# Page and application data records

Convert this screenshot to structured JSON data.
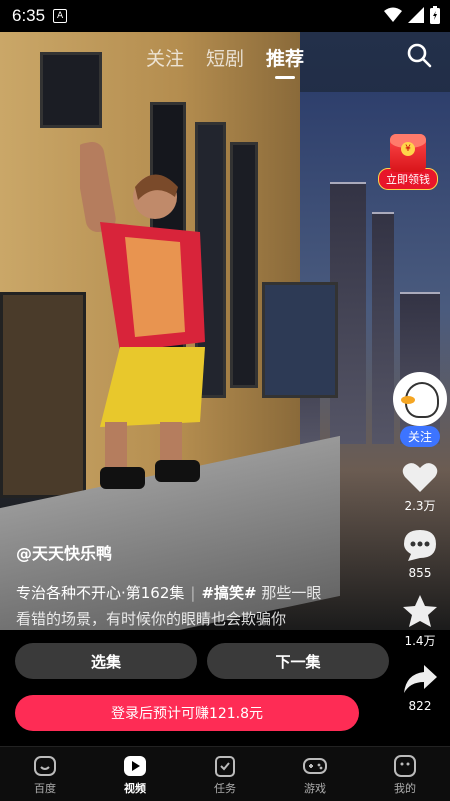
{
  "status_bar": {
    "time": "6:35",
    "notification": "A"
  },
  "top_nav": {
    "tabs": [
      "关注",
      "短剧",
      "推荐"
    ],
    "active": "推荐"
  },
  "watermark": "天天快乐鸭",
  "red_envelope": {
    "label": "立即领钱",
    "symbol": "¥"
  },
  "creator": {
    "follow_label": "关注"
  },
  "actions": {
    "likes": "2.3万",
    "comments": "855",
    "favorites": "1.4万",
    "shares": "822"
  },
  "video_info": {
    "author": "@天天快乐鸭",
    "title": "专治各种不开心·第162集",
    "separator": "|",
    "tags": "#搞笑#",
    "desc_line1_tail": "那些一眼",
    "desc_line2": "看错的场景，有时候你的眼睛也会欺骗你"
  },
  "buttons": {
    "episodes": "选集",
    "next": "下一集",
    "earn": "登录后预计可赚121.8元"
  },
  "tab_bar": {
    "items": [
      "百度",
      "视频",
      "任务",
      "游戏",
      "我的"
    ],
    "active": "视频"
  },
  "colors": {
    "accent": "#fe2c55",
    "follow": "#3d74ff",
    "red_envelope": "#e8162a"
  }
}
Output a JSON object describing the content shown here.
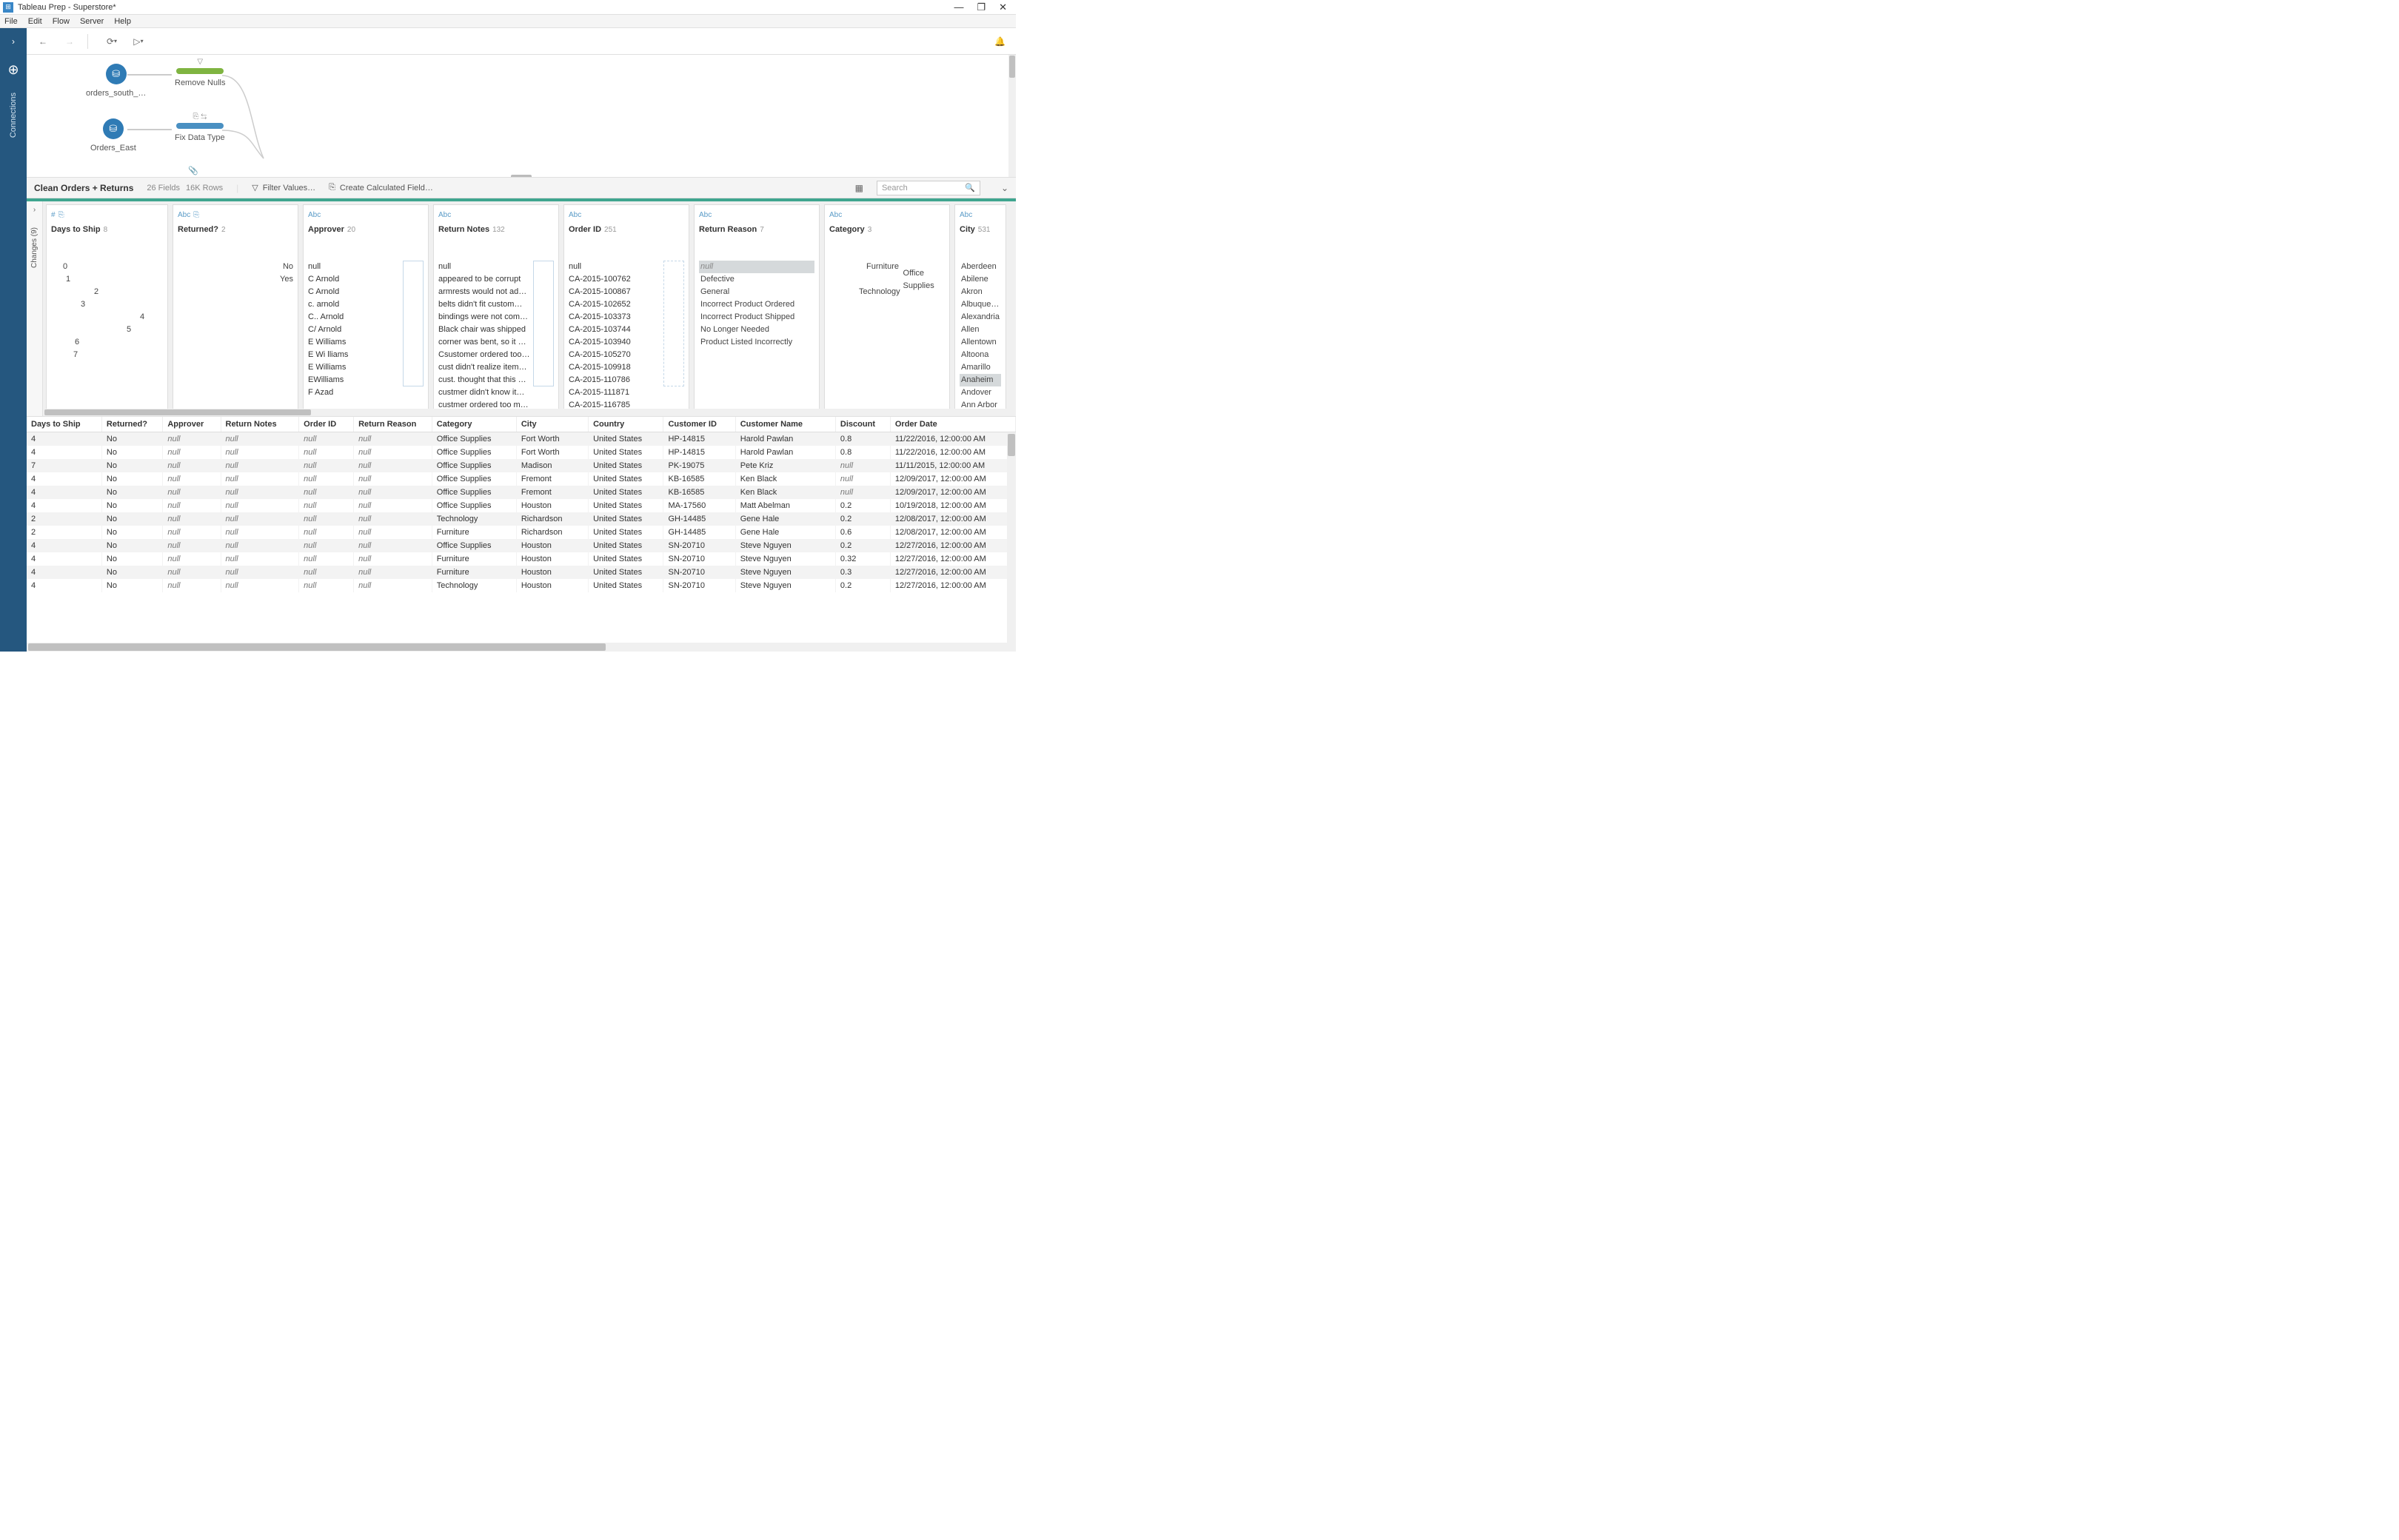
{
  "title": "Tableau Prep - Superstore*",
  "menu": [
    "File",
    "Edit",
    "Flow",
    "Server",
    "Help"
  ],
  "left_rail_label": "Connections",
  "flow": {
    "nodes": [
      {
        "id": "orders_south",
        "label": "orders_south_…",
        "kind": "source"
      },
      {
        "id": "remove_nulls",
        "label": "Remove Nulls",
        "kind": "clean",
        "color": "green",
        "icon": "filter"
      },
      {
        "id": "orders_east",
        "label": "Orders_East",
        "kind": "source"
      },
      {
        "id": "fix_type",
        "label": "Fix Data Type",
        "kind": "clean",
        "color": "blue",
        "icon": "rename"
      }
    ]
  },
  "step": {
    "name": "Clean Orders + Returns",
    "fields": "26 Fields",
    "rows": "16K Rows",
    "filter_label": "Filter Values…",
    "calc_label": "Create Calculated Field…",
    "search_placeholder": "Search"
  },
  "changes_label": "Changes (9)",
  "profile_cards": [
    {
      "type": "#",
      "icon2": "calc",
      "name": "Days to Ship",
      "count": "8",
      "mode": "bars",
      "bars": [
        {
          "lbl": "0",
          "w": 16
        },
        {
          "lbl": "1",
          "w": 20
        },
        {
          "lbl": "2",
          "w": 58
        },
        {
          "lbl": "3",
          "w": 40
        },
        {
          "lbl": "4",
          "w": 120
        },
        {
          "lbl": "5",
          "w": 102
        },
        {
          "lbl": "6",
          "w": 32
        },
        {
          "lbl": "7",
          "w": 30
        }
      ]
    },
    {
      "type": "Abc",
      "icon2": "calc",
      "name": "Returned?",
      "count": "2",
      "mode": "bars_wide",
      "bars": [
        {
          "lbl": "No",
          "w": 150
        },
        {
          "lbl": "Yes",
          "w": 150
        }
      ]
    },
    {
      "type": "Abc",
      "name": "Approver",
      "count": "20",
      "mode": "list_box",
      "values": [
        "null",
        "",
        "C  Arnold",
        "C Arnold",
        "c. arnold",
        "C.. Arnold",
        "C/ Arnold",
        "E   Williams",
        "E Wi lliams",
        "E Williams",
        "EWilliams",
        "F Azad"
      ]
    },
    {
      "type": "Abc",
      "name": "Return Notes",
      "count": "132",
      "mode": "list_box",
      "values": [
        "null",
        "appeared to be corrupt",
        "armrests would not ad…",
        "belts didn't fit custom…",
        "bindings were not com…",
        "Black chair was shipped",
        "corner was bent, so it …",
        "Csustomer ordered too…",
        "cust didn't realize item…",
        "cust. thought that this …",
        "custmer didn't know it…",
        "custmer ordered too m…"
      ]
    },
    {
      "type": "Abc",
      "name": "Order ID",
      "count": "251",
      "mode": "list_box_dashed",
      "values": [
        "null",
        "CA-2015-100762",
        "CA-2015-100867",
        "CA-2015-102652",
        "CA-2015-103373",
        "CA-2015-103744",
        "CA-2015-103940",
        "CA-2015-105270",
        "CA-2015-109918",
        "CA-2015-110786",
        "CA-2015-111871",
        "CA-2015-116785"
      ]
    },
    {
      "type": "Abc",
      "name": "Return Reason",
      "count": "7",
      "mode": "list",
      "values": [
        "null",
        "Defective",
        "General",
        "Incorrect Product Ordered",
        "Incorrect Product Shipped",
        "No Longer Needed",
        "Product Listed Incorrectly"
      ]
    },
    {
      "type": "Abc",
      "name": "Category",
      "count": "3",
      "mode": "bars_wide",
      "bars": [
        {
          "lbl": "Furniture",
          "w": 50,
          "sel": true
        },
        {
          "lbl": "Office Supplies",
          "w": 130,
          "sel": true
        },
        {
          "lbl": "Technology",
          "w": 40,
          "sel": true
        }
      ]
    },
    {
      "type": "Abc",
      "name": "City",
      "count": "531",
      "mode": "list_clip",
      "values": [
        "Aberdeen",
        "Abilene",
        "Akron",
        "Albuquerqu",
        "Alexandria",
        "Allen",
        "Allentown",
        "Altoona",
        "Amarillo",
        "Anaheim",
        "Andover",
        "Ann Arbor"
      ],
      "selected": "Anaheim"
    }
  ],
  "grid": {
    "headers": [
      "Days to Ship",
      "Returned?",
      "Approver",
      "Return Notes",
      "Order ID",
      "Return Reason",
      "Category",
      "City",
      "Country",
      "Customer ID",
      "Customer Name",
      "Discount",
      "Order Date"
    ],
    "rows": [
      [
        "4",
        "No",
        "null",
        "null",
        "null",
        "null",
        "Office Supplies",
        "Fort Worth",
        "United States",
        "HP-14815",
        "Harold Pawlan",
        "0.8",
        "11/22/2016, 12:00:00 AM"
      ],
      [
        "4",
        "No",
        "null",
        "null",
        "null",
        "null",
        "Office Supplies",
        "Fort Worth",
        "United States",
        "HP-14815",
        "Harold Pawlan",
        "0.8",
        "11/22/2016, 12:00:00 AM"
      ],
      [
        "7",
        "No",
        "null",
        "null",
        "null",
        "null",
        "Office Supplies",
        "Madison",
        "United States",
        "PK-19075",
        "Pete Kriz",
        "null",
        "11/11/2015, 12:00:00 AM"
      ],
      [
        "4",
        "No",
        "null",
        "null",
        "null",
        "null",
        "Office Supplies",
        "Fremont",
        "United States",
        "KB-16585",
        "Ken Black",
        "null",
        "12/09/2017, 12:00:00 AM"
      ],
      [
        "4",
        "No",
        "null",
        "null",
        "null",
        "null",
        "Office Supplies",
        "Fremont",
        "United States",
        "KB-16585",
        "Ken Black",
        "null",
        "12/09/2017, 12:00:00 AM"
      ],
      [
        "4",
        "No",
        "null",
        "null",
        "null",
        "null",
        "Office Supplies",
        "Houston",
        "United States",
        "MA-17560",
        "Matt Abelman",
        "0.2",
        "10/19/2018, 12:00:00 AM"
      ],
      [
        "2",
        "No",
        "null",
        "null",
        "null",
        "null",
        "Technology",
        "Richardson",
        "United States",
        "GH-14485",
        "Gene Hale",
        "0.2",
        "12/08/2017, 12:00:00 AM"
      ],
      [
        "2",
        "No",
        "null",
        "null",
        "null",
        "null",
        "Furniture",
        "Richardson",
        "United States",
        "GH-14485",
        "Gene Hale",
        "0.6",
        "12/08/2017, 12:00:00 AM"
      ],
      [
        "4",
        "No",
        "null",
        "null",
        "null",
        "null",
        "Office Supplies",
        "Houston",
        "United States",
        "SN-20710",
        "Steve Nguyen",
        "0.2",
        "12/27/2016, 12:00:00 AM"
      ],
      [
        "4",
        "No",
        "null",
        "null",
        "null",
        "null",
        "Furniture",
        "Houston",
        "United States",
        "SN-20710",
        "Steve Nguyen",
        "0.32",
        "12/27/2016, 12:00:00 AM"
      ],
      [
        "4",
        "No",
        "null",
        "null",
        "null",
        "null",
        "Furniture",
        "Houston",
        "United States",
        "SN-20710",
        "Steve Nguyen",
        "0.3",
        "12/27/2016, 12:00:00 AM"
      ],
      [
        "4",
        "No",
        "null",
        "null",
        "null",
        "null",
        "Technology",
        "Houston",
        "United States",
        "SN-20710",
        "Steve Nguyen",
        "0.2",
        "12/27/2016, 12:00:00 AM"
      ]
    ]
  }
}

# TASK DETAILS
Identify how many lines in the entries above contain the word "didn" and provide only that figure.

# TASK RESULT
3